by : Bob Letterman

Choosing a conference call company is not easy. Just type the phrase "conference call" into Yahoo and you'll see dozens of providers. Fortunately, most of them differentiate their services on a small-group of factors. Understanding these elements, and thinking through their relative significance to the needs of your organization, is the best way to make an informed decision. Research in the industry indicates that there are five elements which typically enable a user to make a prudent decision. To help you make that choice, this article reviews these 5 areas.

1. Price

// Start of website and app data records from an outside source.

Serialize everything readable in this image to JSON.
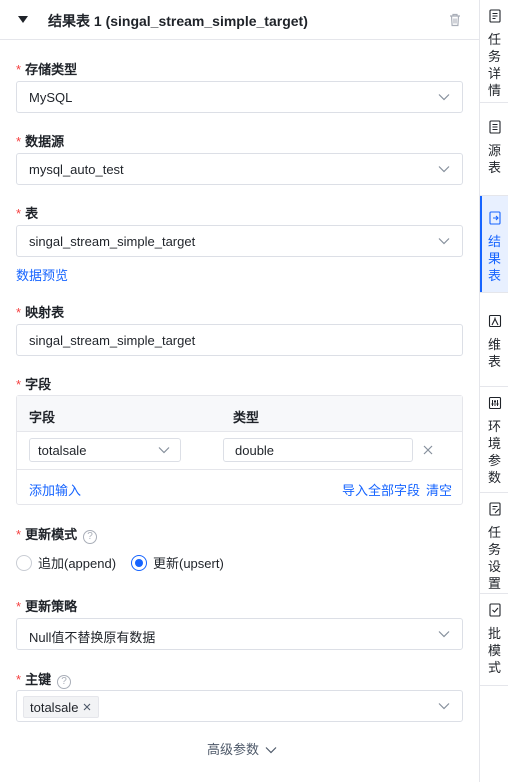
{
  "header": {
    "title": "结果表 1 (singal_stream_simple_target)"
  },
  "form": {
    "storage_type": {
      "label": "存储类型",
      "value": "MySQL"
    },
    "datasource": {
      "label": "数据源",
      "value": "mysql_auto_test"
    },
    "table": {
      "label": "表",
      "value": "singal_stream_simple_target",
      "preview_link": "数据预览"
    },
    "mapping_table": {
      "label": "映射表",
      "value": "singal_stream_simple_target"
    },
    "fields": {
      "label": "字段",
      "col_field": "字段",
      "col_type": "类型",
      "rows": [
        {
          "field": "totalsale",
          "type": "double"
        }
      ],
      "add_input": "添加输入",
      "import_all": "导入全部字段",
      "clear": "清空"
    },
    "update_mode": {
      "label": "更新模式",
      "help": "?",
      "options": [
        {
          "label": "追加(append)",
          "selected": false
        },
        {
          "label": "更新(upsert)",
          "selected": true
        }
      ]
    },
    "update_strategy": {
      "label": "更新策略",
      "value": "Null值不替换原有数据"
    },
    "primary_key": {
      "label": "主键",
      "help": "?",
      "tags": [
        "totalsale"
      ]
    },
    "advanced": "高级参数"
  },
  "sidebar": {
    "items": [
      {
        "label": "任务详情",
        "icon": "document-list-icon",
        "active": false
      },
      {
        "label": "源表",
        "icon": "source-table-icon",
        "active": false
      },
      {
        "label": "结果表",
        "icon": "result-table-icon",
        "active": true
      },
      {
        "label": "维表",
        "icon": "dimension-table-icon",
        "active": false
      },
      {
        "label": "环境参数",
        "icon": "sliders-icon",
        "active": false
      },
      {
        "label": "任务设置",
        "icon": "edit-doc-icon",
        "active": false
      },
      {
        "label": "批模式",
        "icon": "batch-check-icon",
        "active": false
      }
    ]
  },
  "colors": {
    "accent": "#1664ff",
    "required": "#f53f3f",
    "border": "#dcdfe6"
  }
}
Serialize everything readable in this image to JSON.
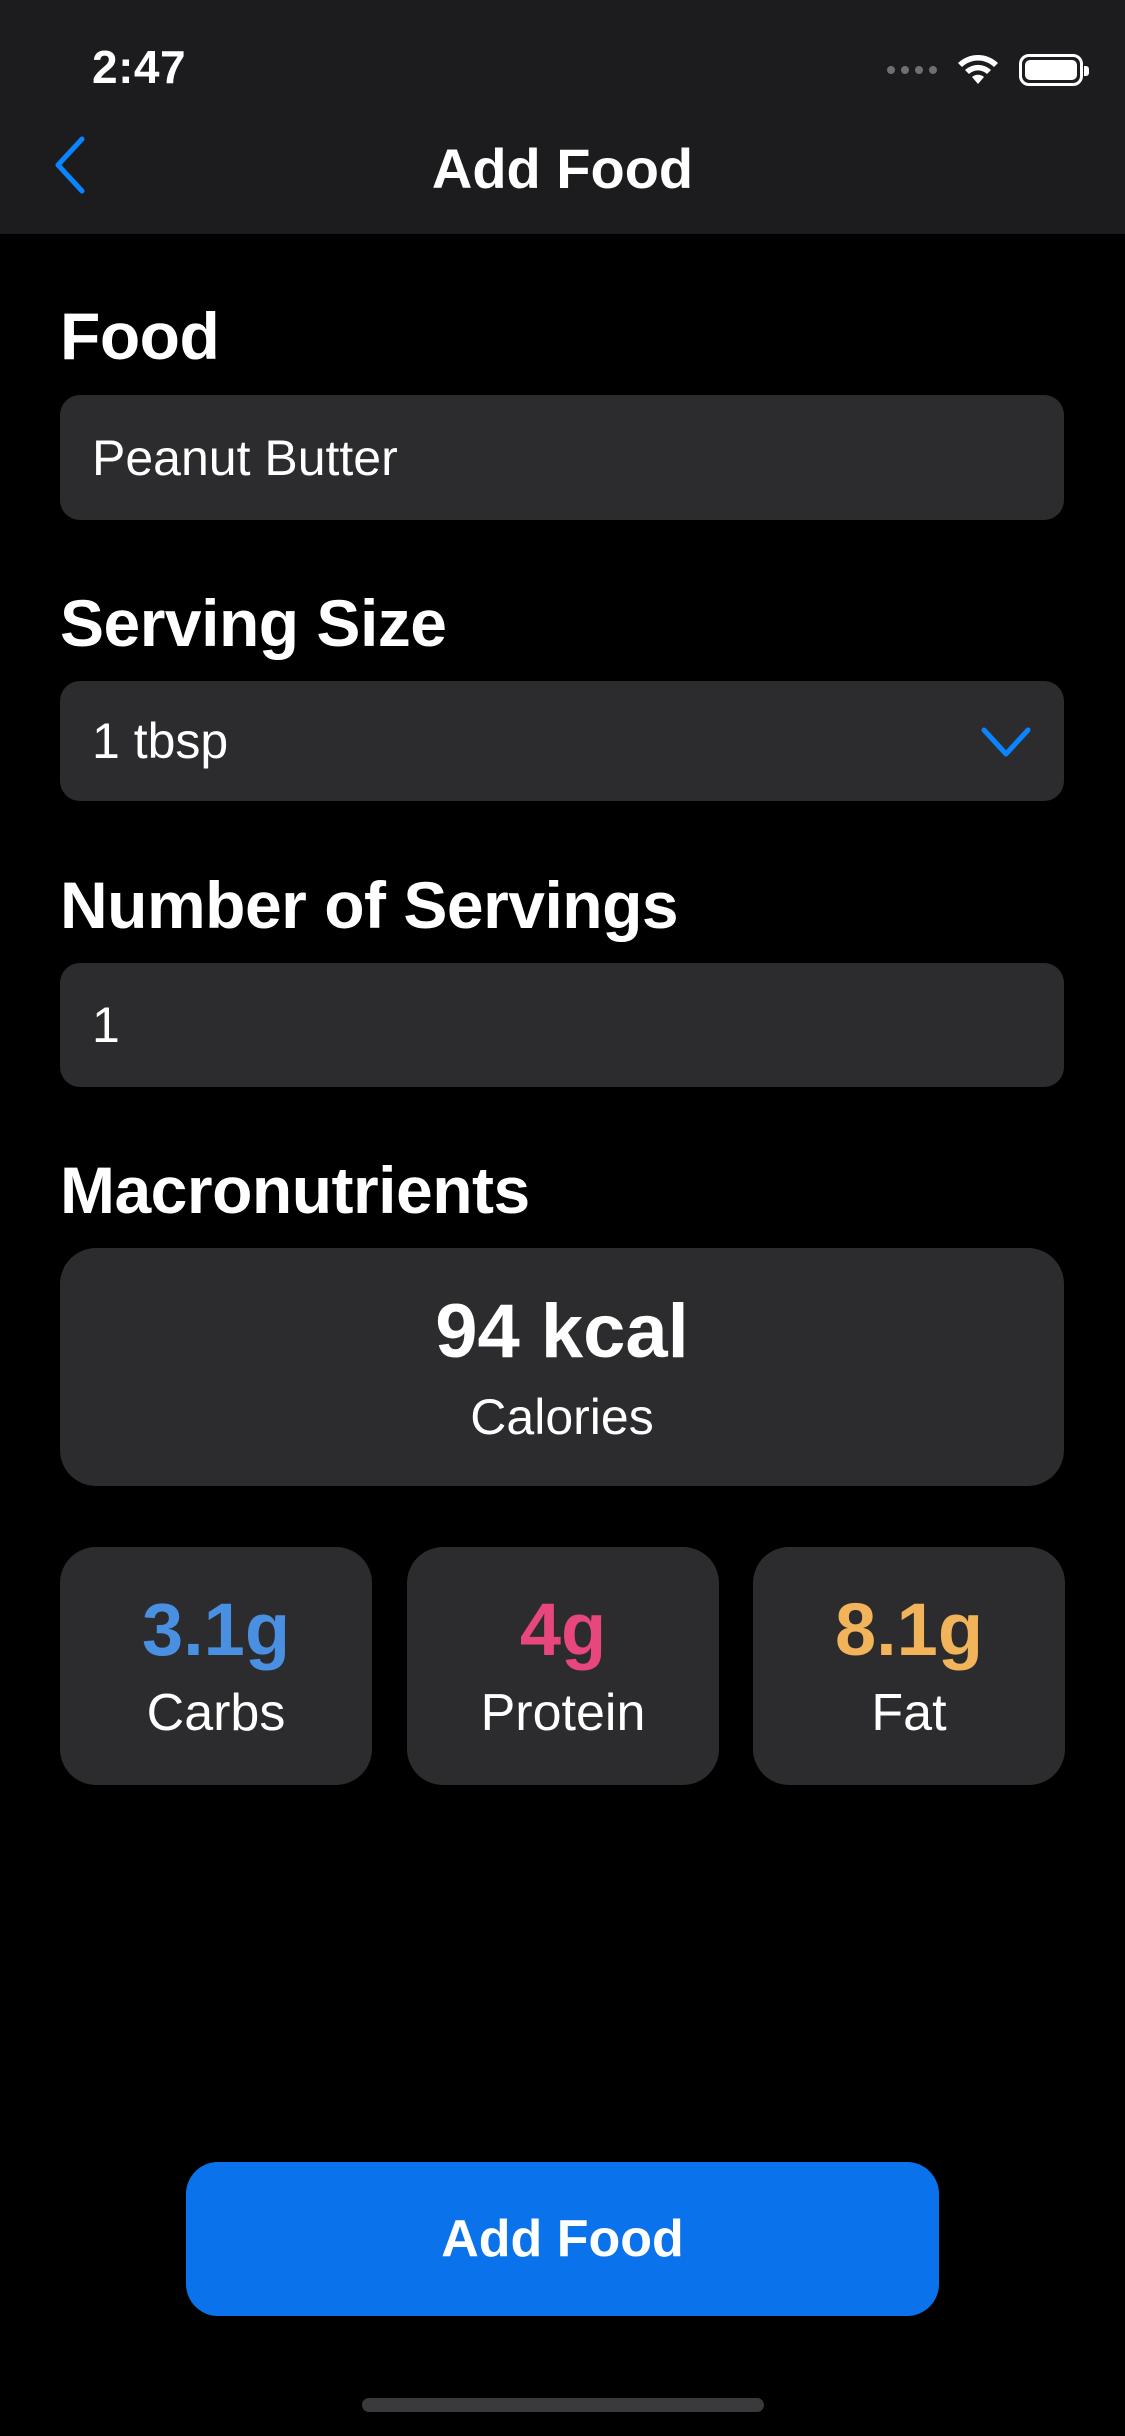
{
  "status_bar": {
    "time": "2:47",
    "signal_icon": "cellular-dots-icon",
    "wifi_icon": "wifi-icon",
    "battery_icon": "battery-full-icon"
  },
  "nav": {
    "back_icon": "chevron-left-icon",
    "title": "Add Food"
  },
  "form": {
    "food": {
      "label": "Food",
      "value": "Peanut Butter"
    },
    "serving_size": {
      "label": "Serving Size",
      "value": "1 tbsp",
      "dropdown_icon": "chevron-down-icon"
    },
    "servings": {
      "label": "Number of Servings",
      "value": "1"
    }
  },
  "macros": {
    "section_label": "Macronutrients",
    "calories": {
      "value": "94 kcal",
      "label": "Calories"
    },
    "carbs": {
      "value": "3.1g",
      "label": "Carbs"
    },
    "protein": {
      "value": "4g",
      "label": "Protein"
    },
    "fat": {
      "value": "8.1g",
      "label": "Fat"
    }
  },
  "actions": {
    "add_label": "Add Food"
  },
  "colors": {
    "accent": "#0a72ea",
    "back_chevron": "#0a84ff",
    "carbs": "#4a90e2",
    "protein": "#e8477e",
    "fat": "#f2b45a",
    "field_bg": "#2c2c2e",
    "nav_bg": "#1c1c1e"
  }
}
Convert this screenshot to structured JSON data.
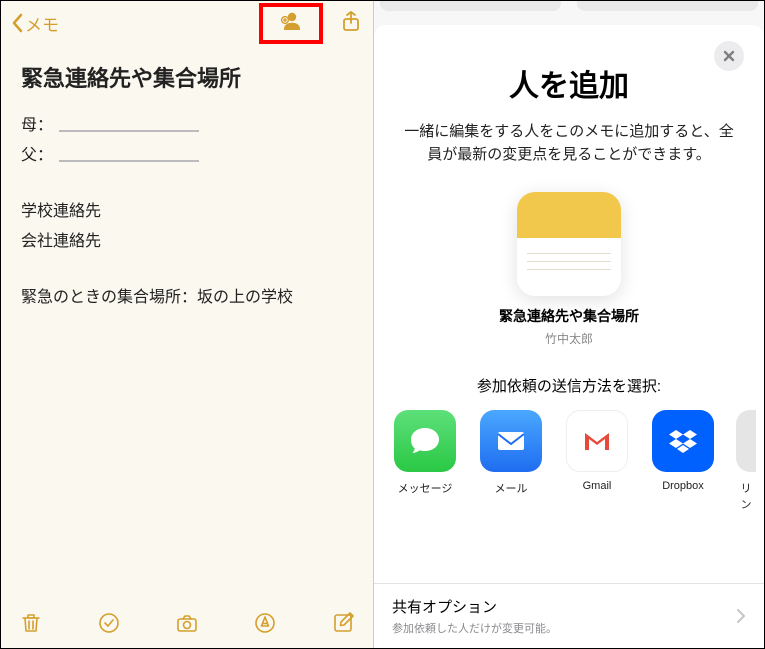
{
  "left": {
    "back_label": "メモ",
    "title": "緊急連絡先や集合場所",
    "lines": {
      "mother_label": "母：",
      "father_label": "父：",
      "school": "学校連絡先",
      "company": "会社連絡先",
      "meeting": "緊急のときの集合場所：坂の上の学校"
    }
  },
  "right": {
    "title": "人を追加",
    "desc": "一緒に編集をする人をこのメモに追加すると、全員が最新の変更点を見ることができます。",
    "note_name": "緊急連絡先や集合場所",
    "note_owner": "竹中太郎",
    "send_label": "参加依頼の送信方法を選択:",
    "apps": {
      "messages": "メッセージ",
      "mail": "メール",
      "gmail": "Gmail",
      "dropbox": "Dropbox",
      "link_partial": "リン"
    },
    "option": {
      "title": "共有オプション",
      "subtitle": "参加依頼した人だけが変更可能。"
    }
  }
}
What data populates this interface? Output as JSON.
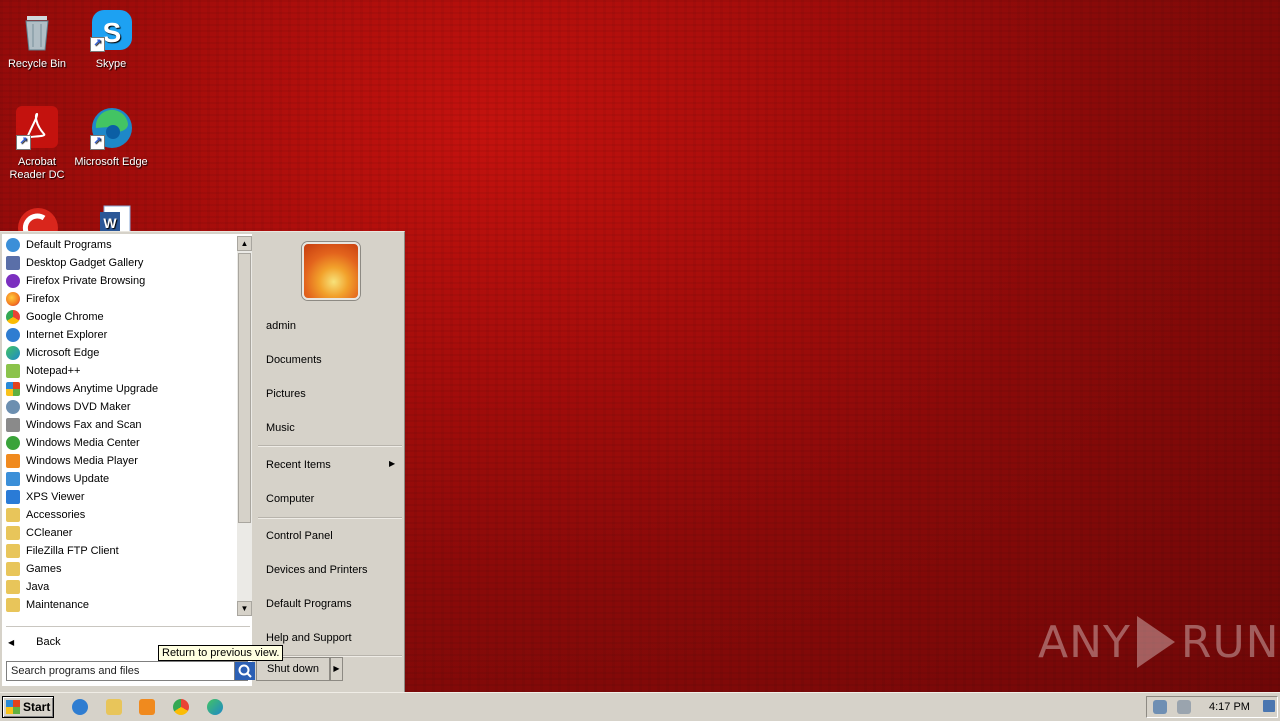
{
  "desktop": {
    "icons": [
      {
        "label": "Recycle Bin",
        "icon": "recycle-bin-icon"
      },
      {
        "label": "Skype",
        "icon": "skype-icon"
      },
      {
        "label": "Acrobat Reader DC",
        "icon": "acrobat-icon"
      },
      {
        "label": "Microsoft Edge",
        "icon": "edge-icon"
      },
      {
        "label": "",
        "icon": "ccleaner-icon"
      },
      {
        "label": "",
        "icon": "word-icon"
      }
    ]
  },
  "start_menu": {
    "programs": [
      {
        "label": "Default Programs",
        "icon": "default-programs-icon",
        "color": "#3b8fd8"
      },
      {
        "label": "Desktop Gadget Gallery",
        "icon": "gadget-icon",
        "color": "#5a6fa8"
      },
      {
        "label": "Firefox Private Browsing",
        "icon": "firefox-private-icon",
        "color": "#7b2fbf"
      },
      {
        "label": "Firefox",
        "icon": "firefox-icon",
        "color": "#f47a1f"
      },
      {
        "label": "Google Chrome",
        "icon": "chrome-icon",
        "color": "#4caf50"
      },
      {
        "label": "Internet Explorer",
        "icon": "ie-icon",
        "color": "#2f7dd1"
      },
      {
        "label": "Microsoft Edge",
        "icon": "edge-icon",
        "color": "#1e88c8"
      },
      {
        "label": "Notepad++",
        "icon": "notepadpp-icon",
        "color": "#8bc34a"
      },
      {
        "label": "Windows Anytime Upgrade",
        "icon": "upgrade-icon",
        "color": "#3b8fd8"
      },
      {
        "label": "Windows DVD Maker",
        "icon": "dvd-icon",
        "color": "#6c8fb0"
      },
      {
        "label": "Windows Fax and Scan",
        "icon": "fax-icon",
        "color": "#8a8a8a"
      },
      {
        "label": "Windows Media Center",
        "icon": "media-center-icon",
        "color": "#3aa33a"
      },
      {
        "label": "Windows Media Player",
        "icon": "media-player-icon",
        "color": "#f08a1e"
      },
      {
        "label": "Windows Update",
        "icon": "windows-update-icon",
        "color": "#3b8fd8"
      },
      {
        "label": "XPS Viewer",
        "icon": "xps-icon",
        "color": "#2a7bd6"
      },
      {
        "label": "Accessories",
        "icon": "folder-icon",
        "color": "#e8c55a"
      },
      {
        "label": "CCleaner",
        "icon": "folder-icon",
        "color": "#e8c55a"
      },
      {
        "label": "FileZilla FTP Client",
        "icon": "folder-icon",
        "color": "#e8c55a"
      },
      {
        "label": "Games",
        "icon": "folder-icon",
        "color": "#e8c55a"
      },
      {
        "label": "Java",
        "icon": "folder-icon",
        "color": "#e8c55a"
      },
      {
        "label": "Maintenance",
        "icon": "folder-icon",
        "color": "#e8c55a"
      }
    ],
    "back_label": "Back",
    "search_placeholder": "Search programs and files",
    "right_items": {
      "user": "admin",
      "documents": "Documents",
      "pictures": "Pictures",
      "music": "Music",
      "recent_items": "Recent Items",
      "computer": "Computer",
      "control_panel": "Control Panel",
      "devices_printers": "Devices and Printers",
      "default_programs": "Default Programs",
      "help_support": "Help and Support"
    },
    "shutdown_label": "Shut down",
    "tooltip": "Return to previous view."
  },
  "taskbar": {
    "start_label": "Start",
    "pinned": [
      "ie-icon",
      "explorer-icon",
      "media-player-icon",
      "chrome-icon",
      "edge-icon"
    ],
    "clock": "4:17 PM"
  },
  "watermark": {
    "left": "ANY",
    "right": "RUN"
  }
}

All-conference calling services cost at least something to use. This is true even of the services that position themselves as "free." Why is that? With the exception of an entirely VOIP based system (e.g. Skype), all-conference calling services require participants to dial a bridge number. In the situation of services that provide toll-free bridge numbers, a per minute charge is assessed. The lowest rate you can typically get is several cents on a per minute basis typically you'll be paying 5 to 10 per minute. This charge is levied cumulatively. In other words, if there are 5 participants on a 60 minute call, a 300 minute charge will be levied. Some services still charge legacy rates and of 20 or 25 cents a minute and these plans are to be avoided! As mentioned earlier, some services are free with respect to the fact that there is no charge imposed by the provider. However, these offerings do not provide a toll-free number with their free services and as such users will incur normal long-distance charges to participate.

2. Scheduling capability

Services typically fall into one of two general categories. Paid and custom corporate services typically provide a scheduling interface which helps the organizer to arrange the conference call. For the services that feature an Outlook integration or similar sort of functionality, a pin code and dial-in bridge can be allocated to the user for situations where the user wants to do her own scheduling. The free offerings typically provide only a pin code and dial-in bridge; the organizer of the teleconference call is responsible for sending individual e-mails and maintaining track of individual responses. At the present time, the sole free conference calling service available in the market featuring both capabilities (scheduling and on-the-fly conferencing) as well as web based response tracking is

3. Archiving and Recording

For many organizations, the ability to store information associated with the call or even the call itself can be quite useful. Some services allow recording of the teleconference call in WAV format, GSM or both formats. Some companies provide this capability for free but generally it is found as a bundled feature of paid teleconferencing services. The audio file is typically retrieved after the conference call is over through a link from the service provider's web site or a link e-mailed to the participants. It is generally not possible to email the audio itself because of capacity constraints. Some services provide the conference agenda to be archived. This capability is obviously not possible with services that simply offer a pin code and dial-in number but can be offered by services that offer scheduling capability insofar as the scheduling template captures the call specific information.

4. Sharing Your Desktop

Sometimes a teleconference is not limited to the audio format. If your business requires sharing of information (e.g. PowerPoint presentations), desktop sharing is a critical component of a successful conference call. Some users choose a best-of-breed approach and use different services for their desktop sharing and conferencing. Increasingly, however, conference calling companies are moving aggressively to bundle desktop sharing functionality into their underlying product. In the case of well-known brands such as GoToMeeting, this is part of a goal to capture both markets. In the case of conferencing calling companies, desktop sharing is being offered as a paid feature to generate added revenue.

5. Personalization

A typical complaint from users of conference calling systems is the need to remember random dial--in bridge numbers and pin-codes. In the last year, confluence of telecom and internet technologies is enabling this problem to be solved. A handful of conference call companies enable users to customize their PIN codes to PIN codes more easily remembered. Some systems also offer access without a pin when calling from a known phone number. Such systems, however, do require user registration in order to enable a matching of the user's phone number.

For most users, the ultimate choice of teleconferencing service will require weighting these (and perhaps other) factors according to your organization's needs. The good news is that the increase of competition in this market is expanding the offerings available to you.